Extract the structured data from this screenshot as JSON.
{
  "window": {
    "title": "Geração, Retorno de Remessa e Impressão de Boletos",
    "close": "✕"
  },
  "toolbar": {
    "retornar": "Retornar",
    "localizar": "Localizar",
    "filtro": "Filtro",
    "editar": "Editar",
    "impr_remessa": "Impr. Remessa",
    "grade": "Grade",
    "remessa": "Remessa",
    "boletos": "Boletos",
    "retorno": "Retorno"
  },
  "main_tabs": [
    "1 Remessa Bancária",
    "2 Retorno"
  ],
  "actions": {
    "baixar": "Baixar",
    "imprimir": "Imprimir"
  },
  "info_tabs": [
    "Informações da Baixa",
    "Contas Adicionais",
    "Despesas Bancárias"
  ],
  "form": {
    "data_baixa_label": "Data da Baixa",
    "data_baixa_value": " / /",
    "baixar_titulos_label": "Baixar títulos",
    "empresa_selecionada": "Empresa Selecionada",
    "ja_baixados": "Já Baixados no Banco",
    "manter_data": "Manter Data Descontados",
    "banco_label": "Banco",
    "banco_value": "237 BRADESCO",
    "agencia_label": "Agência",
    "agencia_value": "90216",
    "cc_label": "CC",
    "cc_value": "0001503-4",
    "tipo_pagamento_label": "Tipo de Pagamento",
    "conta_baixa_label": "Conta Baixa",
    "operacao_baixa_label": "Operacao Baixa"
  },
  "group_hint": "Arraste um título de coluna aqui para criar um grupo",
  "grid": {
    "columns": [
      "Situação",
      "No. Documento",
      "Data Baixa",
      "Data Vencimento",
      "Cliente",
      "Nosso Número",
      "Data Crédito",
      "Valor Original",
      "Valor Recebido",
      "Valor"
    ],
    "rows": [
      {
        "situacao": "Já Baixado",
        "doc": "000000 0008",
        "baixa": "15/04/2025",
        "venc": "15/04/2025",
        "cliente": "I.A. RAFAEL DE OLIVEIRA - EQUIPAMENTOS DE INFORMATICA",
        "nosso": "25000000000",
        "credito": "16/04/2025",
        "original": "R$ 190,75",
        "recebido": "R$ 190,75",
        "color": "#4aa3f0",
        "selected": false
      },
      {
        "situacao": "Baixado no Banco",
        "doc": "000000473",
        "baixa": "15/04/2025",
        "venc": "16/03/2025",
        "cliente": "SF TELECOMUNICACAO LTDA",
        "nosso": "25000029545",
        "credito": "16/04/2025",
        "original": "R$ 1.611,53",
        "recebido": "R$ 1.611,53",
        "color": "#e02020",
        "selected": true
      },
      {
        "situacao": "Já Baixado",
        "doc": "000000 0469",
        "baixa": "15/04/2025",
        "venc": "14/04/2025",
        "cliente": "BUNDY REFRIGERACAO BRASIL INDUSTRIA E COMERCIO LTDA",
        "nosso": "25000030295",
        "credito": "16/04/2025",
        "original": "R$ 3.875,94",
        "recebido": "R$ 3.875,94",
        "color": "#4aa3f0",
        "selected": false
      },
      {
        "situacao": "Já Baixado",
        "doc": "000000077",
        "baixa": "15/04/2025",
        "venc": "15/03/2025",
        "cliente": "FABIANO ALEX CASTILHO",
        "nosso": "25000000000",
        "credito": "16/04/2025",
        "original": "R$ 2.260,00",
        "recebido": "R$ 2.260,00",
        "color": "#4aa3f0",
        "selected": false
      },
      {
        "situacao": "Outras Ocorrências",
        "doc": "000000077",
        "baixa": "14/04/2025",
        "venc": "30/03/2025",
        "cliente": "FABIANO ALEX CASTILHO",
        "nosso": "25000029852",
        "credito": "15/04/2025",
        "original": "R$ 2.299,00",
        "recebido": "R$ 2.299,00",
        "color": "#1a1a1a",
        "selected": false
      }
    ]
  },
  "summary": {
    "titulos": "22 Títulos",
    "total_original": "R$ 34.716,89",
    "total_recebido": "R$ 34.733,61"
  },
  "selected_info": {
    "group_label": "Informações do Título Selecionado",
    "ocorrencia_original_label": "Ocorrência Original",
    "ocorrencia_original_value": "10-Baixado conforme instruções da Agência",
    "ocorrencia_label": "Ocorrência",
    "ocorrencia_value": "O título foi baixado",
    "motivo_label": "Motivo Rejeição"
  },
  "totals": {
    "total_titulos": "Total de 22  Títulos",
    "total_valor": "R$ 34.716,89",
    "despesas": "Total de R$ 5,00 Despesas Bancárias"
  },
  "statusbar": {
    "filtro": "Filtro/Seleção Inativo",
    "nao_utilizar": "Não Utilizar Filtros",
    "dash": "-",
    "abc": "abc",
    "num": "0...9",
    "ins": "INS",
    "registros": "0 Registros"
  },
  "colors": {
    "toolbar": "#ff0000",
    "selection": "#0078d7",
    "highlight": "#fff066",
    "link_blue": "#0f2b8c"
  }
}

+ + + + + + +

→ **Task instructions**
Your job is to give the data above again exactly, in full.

→ **Answer box**
Extract the structured data from this screenshot as JSON.
{
  "window": {
    "title": "Geração, Retorno de Remessa e Impressão de Boletos",
    "close": "✕"
  },
  "toolbar": {
    "retornar": "Retornar",
    "localizar": "Localizar",
    "filtro": "Filtro",
    "editar": "Editar",
    "impr_remessa": "Impr. Remessa",
    "grade": "Grade",
    "remessa": "Remessa",
    "boletos": "Boletos",
    "retorno": "Retorno"
  },
  "main_tabs": [
    "1 Remessa Bancária",
    "2 Retorno"
  ],
  "actions": {
    "baixar": "Baixar",
    "imprimir": "Imprimir"
  },
  "info_tabs": [
    "Informações da Baixa",
    "Contas Adicionais",
    "Despesas Bancárias"
  ],
  "form": {
    "data_baixa_label": "Data da Baixa",
    "data_baixa_value": " / /",
    "baixar_titulos_label": "Baixar títulos",
    "empresa_selecionada": "Empresa Selecionada",
    "ja_baixados": "Já Baixados no Banco",
    "manter_data": "Manter Data Descontados",
    "banco_label": "Banco",
    "banco_value": "237 BRADESCO",
    "agencia_label": "Agência",
    "agencia_value": "90216",
    "cc_label": "CC",
    "cc_value": "0001503-4",
    "tipo_pagamento_label": "Tipo de Pagamento",
    "conta_baixa_label": "Conta Baixa",
    "operacao_baixa_label": "Operacao Baixa"
  },
  "group_hint": "Arraste um título de coluna aqui para criar um grupo",
  "grid": {
    "columns": [
      "Situação",
      "No. Documento",
      "Data Baixa",
      "Data Vencimento",
      "Cliente",
      "Nosso Número",
      "Data Crédito",
      "Valor Original",
      "Valor Recebido",
      "Valor"
    ],
    "rows": [
      {
        "situacao": "Já Baixado",
        "doc": "000000 0008",
        "baixa": "15/04/2025",
        "venc": "15/04/2025",
        "cliente": "I.A. RAFAEL DE OLIVEIRA - EQUIPAMENTOS DE INFORMATICA",
        "nosso": "25000000000",
        "credito": "16/04/2025",
        "original": "R$ 190,75",
        "recebido": "R$ 190,75",
        "color": "#4aa3f0",
        "selected": false
      },
      {
        "situacao": "Baixado no Banco",
        "doc": "000000473",
        "baixa": "15/04/2025",
        "venc": "16/03/2025",
        "cliente": "SF TELECOMUNICACAO LTDA",
        "nosso": "25000029545",
        "credito": "16/04/2025",
        "original": "R$ 1.611,53",
        "recebido": "R$ 1.611,53",
        "color": "#e02020",
        "selected": true
      },
      {
        "situacao": "Já Baixado",
        "doc": "000000 0469",
        "baixa": "15/04/2025",
        "venc": "14/04/2025",
        "cliente": "BUNDY REFRIGERACAO BRASIL INDUSTRIA E COMERCIO LTDA",
        "nosso": "25000030295",
        "credito": "16/04/2025",
        "original": "R$ 3.875,94",
        "recebido": "R$ 3.875,94",
        "color": "#4aa3f0",
        "selected": false
      },
      {
        "situacao": "Já Baixado",
        "doc": "000000077",
        "baixa": "15/04/2025",
        "venc": "15/03/2025",
        "cliente": "FABIANO ALEX CASTILHO",
        "nosso": "25000000000",
        "credito": "16/04/2025",
        "original": "R$ 2.260,00",
        "recebido": "R$ 2.260,00",
        "color": "#4aa3f0",
        "selected": false
      },
      {
        "situacao": "Outras Ocorrências",
        "doc": "000000077",
        "baixa": "14/04/2025",
        "venc": "30/03/2025",
        "cliente": "FABIANO ALEX CASTILHO",
        "nosso": "25000029852",
        "credito": "15/04/2025",
        "original": "R$ 2.299,00",
        "recebido": "R$ 2.299,00",
        "color": "#1a1a1a",
        "selected": false
      }
    ]
  },
  "summary": {
    "titulos": "22 Títulos",
    "total_original": "R$ 34.716,89",
    "total_recebido": "R$ 34.733,61"
  },
  "selected_info": {
    "group_label": "Informações do Título Selecionado",
    "ocorrencia_original_label": "Ocorrência Original",
    "ocorrencia_original_value": "10-Baixado conforme instruções da Agência",
    "ocorrencia_label": "Ocorrência",
    "ocorrencia_value": "O título foi baixado",
    "motivo_label": "Motivo Rejeição"
  },
  "totals": {
    "total_titulos": "Total de 22  Títulos",
    "total_valor": "R$ 34.716,89",
    "despesas": "Total de R$ 5,00 Despesas Bancárias"
  },
  "statusbar": {
    "filtro": "Filtro/Seleção Inativo",
    "nao_utilizar": "Não Utilizar Filtros",
    "dash": "-",
    "abc": "abc",
    "num": "0...9",
    "ins": "INS",
    "registros": "0 Registros"
  },
  "colors": {
    "toolbar": "#ff0000",
    "selection": "#0078d7",
    "highlight": "#fff066",
    "link_blue": "#0f2b8c"
  }
}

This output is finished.